- _TASK_
The word "portrait" occurs in some lines of the data. Return each such line.
[RECORDS SUPPLIED — start]
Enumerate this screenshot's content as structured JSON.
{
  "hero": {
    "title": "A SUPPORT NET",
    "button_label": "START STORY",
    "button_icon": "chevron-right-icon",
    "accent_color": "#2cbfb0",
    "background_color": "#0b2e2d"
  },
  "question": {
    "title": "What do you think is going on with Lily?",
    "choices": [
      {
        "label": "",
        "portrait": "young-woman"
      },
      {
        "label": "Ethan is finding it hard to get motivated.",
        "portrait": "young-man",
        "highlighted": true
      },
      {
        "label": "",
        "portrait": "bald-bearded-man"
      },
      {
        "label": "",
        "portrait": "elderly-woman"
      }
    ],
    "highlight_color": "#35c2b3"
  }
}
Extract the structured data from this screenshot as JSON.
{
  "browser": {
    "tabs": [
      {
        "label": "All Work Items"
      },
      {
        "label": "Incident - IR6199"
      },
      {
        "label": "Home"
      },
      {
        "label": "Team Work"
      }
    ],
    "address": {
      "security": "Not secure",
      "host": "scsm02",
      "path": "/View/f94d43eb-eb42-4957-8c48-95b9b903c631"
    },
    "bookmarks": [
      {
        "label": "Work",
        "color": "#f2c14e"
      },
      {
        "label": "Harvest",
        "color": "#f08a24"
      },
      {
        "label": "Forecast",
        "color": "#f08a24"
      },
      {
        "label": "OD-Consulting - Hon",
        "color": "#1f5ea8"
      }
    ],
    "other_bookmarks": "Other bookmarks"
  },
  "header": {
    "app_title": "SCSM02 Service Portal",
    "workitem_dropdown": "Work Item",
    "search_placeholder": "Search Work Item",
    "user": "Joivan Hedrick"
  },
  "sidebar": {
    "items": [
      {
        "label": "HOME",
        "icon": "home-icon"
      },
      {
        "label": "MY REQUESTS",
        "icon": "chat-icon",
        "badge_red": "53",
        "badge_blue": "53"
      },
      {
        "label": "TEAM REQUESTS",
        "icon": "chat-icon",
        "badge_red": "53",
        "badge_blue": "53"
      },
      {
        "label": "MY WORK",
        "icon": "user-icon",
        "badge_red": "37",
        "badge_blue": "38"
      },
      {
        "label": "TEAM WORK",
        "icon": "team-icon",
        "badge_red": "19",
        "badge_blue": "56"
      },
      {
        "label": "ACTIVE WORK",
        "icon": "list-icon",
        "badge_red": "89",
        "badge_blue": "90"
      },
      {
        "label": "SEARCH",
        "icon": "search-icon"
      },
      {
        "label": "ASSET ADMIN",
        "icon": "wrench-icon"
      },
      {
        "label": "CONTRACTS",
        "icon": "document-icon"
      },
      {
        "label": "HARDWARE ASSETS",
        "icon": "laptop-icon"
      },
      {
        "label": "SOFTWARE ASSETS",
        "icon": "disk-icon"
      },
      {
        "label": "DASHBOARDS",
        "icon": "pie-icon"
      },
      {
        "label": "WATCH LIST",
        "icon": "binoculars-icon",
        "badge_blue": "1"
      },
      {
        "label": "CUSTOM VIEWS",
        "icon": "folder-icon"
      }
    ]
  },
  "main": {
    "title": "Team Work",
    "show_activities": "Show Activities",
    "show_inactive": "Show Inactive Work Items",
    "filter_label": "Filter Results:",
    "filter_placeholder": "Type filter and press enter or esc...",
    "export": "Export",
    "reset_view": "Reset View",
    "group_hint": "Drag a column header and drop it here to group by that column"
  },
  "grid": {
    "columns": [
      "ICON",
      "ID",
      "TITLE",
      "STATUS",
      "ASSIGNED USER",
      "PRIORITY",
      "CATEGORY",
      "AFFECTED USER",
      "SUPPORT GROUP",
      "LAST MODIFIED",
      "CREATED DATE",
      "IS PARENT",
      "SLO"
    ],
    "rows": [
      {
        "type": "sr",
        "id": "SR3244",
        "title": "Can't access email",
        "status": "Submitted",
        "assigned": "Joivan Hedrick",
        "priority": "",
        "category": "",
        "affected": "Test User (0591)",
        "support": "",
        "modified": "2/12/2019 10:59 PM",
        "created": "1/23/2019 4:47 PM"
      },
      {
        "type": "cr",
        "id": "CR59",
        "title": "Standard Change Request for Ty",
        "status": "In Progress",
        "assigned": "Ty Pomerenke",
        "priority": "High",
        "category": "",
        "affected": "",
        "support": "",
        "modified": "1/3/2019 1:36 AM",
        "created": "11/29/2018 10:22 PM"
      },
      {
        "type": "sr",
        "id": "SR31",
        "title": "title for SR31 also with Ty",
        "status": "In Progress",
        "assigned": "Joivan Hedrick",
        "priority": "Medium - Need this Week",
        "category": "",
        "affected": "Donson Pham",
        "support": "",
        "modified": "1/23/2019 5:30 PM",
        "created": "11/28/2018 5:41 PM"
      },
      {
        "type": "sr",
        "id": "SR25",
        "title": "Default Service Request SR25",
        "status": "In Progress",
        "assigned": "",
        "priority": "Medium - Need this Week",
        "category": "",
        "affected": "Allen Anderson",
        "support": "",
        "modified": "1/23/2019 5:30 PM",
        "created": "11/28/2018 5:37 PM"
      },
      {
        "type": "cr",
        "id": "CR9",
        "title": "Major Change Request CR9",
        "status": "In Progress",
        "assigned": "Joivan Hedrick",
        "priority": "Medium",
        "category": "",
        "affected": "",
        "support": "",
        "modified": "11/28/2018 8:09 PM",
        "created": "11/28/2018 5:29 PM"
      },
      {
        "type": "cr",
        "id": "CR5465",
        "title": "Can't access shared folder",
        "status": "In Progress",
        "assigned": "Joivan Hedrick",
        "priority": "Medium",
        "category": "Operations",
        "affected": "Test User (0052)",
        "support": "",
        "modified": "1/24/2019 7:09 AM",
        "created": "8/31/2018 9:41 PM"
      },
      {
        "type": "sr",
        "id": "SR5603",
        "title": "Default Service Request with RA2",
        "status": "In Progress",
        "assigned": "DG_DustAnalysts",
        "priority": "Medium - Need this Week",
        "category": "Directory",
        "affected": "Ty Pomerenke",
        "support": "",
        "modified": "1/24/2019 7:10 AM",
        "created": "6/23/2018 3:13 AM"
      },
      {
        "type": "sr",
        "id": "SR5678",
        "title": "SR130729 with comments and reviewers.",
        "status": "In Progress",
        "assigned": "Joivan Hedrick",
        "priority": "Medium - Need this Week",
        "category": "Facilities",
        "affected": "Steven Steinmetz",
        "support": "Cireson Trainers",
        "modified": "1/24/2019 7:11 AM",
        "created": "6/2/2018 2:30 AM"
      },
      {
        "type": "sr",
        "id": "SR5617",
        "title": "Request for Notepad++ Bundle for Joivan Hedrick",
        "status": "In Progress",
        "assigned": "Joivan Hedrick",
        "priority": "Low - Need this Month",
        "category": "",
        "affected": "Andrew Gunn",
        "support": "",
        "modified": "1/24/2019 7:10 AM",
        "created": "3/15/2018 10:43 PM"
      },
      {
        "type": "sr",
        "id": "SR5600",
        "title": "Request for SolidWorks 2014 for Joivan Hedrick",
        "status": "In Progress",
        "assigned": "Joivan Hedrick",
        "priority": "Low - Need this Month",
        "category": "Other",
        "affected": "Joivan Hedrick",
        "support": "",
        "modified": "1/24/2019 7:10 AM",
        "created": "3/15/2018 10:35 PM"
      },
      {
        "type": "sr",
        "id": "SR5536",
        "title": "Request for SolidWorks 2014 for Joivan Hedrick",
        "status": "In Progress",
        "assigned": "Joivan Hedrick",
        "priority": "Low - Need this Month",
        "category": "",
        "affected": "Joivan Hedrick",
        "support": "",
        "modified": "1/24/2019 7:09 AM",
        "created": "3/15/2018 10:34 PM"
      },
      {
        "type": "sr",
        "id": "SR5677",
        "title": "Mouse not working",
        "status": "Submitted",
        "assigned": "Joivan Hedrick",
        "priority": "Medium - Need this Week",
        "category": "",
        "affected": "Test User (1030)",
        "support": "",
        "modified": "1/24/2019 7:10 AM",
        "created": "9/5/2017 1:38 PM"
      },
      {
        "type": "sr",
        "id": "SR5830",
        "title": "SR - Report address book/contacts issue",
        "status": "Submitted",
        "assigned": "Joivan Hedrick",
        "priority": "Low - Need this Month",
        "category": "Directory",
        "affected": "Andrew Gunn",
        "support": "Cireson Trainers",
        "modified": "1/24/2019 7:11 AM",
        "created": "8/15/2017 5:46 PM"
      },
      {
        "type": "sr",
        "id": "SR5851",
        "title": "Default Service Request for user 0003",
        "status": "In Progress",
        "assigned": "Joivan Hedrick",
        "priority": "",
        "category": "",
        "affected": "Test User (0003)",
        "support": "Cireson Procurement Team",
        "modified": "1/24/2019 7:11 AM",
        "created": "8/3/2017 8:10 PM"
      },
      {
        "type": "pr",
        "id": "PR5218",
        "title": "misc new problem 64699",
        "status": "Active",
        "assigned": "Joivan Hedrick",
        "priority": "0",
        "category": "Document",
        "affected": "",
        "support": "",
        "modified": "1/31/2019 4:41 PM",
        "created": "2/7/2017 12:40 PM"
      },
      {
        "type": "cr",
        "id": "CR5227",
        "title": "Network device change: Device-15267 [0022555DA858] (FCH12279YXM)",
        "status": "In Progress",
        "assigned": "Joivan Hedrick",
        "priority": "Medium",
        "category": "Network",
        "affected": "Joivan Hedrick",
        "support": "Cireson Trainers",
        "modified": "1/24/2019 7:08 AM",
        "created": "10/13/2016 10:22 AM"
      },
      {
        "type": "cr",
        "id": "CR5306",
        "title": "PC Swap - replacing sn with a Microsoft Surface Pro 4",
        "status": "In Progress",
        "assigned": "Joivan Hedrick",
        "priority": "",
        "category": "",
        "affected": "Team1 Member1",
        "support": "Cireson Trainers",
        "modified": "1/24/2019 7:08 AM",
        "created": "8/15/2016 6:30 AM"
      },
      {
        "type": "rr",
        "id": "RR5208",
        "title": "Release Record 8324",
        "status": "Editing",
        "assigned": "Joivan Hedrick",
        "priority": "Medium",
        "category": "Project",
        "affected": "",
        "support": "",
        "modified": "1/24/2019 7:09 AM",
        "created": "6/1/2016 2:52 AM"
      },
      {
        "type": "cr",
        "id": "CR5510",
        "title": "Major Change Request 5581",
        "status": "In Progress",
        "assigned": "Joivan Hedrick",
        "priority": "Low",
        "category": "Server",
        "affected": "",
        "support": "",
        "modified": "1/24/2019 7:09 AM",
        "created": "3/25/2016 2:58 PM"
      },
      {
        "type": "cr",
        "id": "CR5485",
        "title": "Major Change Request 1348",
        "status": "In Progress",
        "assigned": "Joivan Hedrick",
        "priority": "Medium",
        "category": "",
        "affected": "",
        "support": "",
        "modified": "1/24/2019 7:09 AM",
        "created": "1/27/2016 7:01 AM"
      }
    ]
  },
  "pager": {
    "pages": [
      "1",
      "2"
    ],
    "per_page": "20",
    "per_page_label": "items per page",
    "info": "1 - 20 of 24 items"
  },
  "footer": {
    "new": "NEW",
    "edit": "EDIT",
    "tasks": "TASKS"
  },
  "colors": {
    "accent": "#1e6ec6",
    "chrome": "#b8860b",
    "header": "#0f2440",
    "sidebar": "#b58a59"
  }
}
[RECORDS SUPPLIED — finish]
- _TASK SOLUTION_
        "portrait": "young-woman"
        "portrait": "young-man",
        "portrait": "bald-bearded-man"
        "portrait": "elderly-woman"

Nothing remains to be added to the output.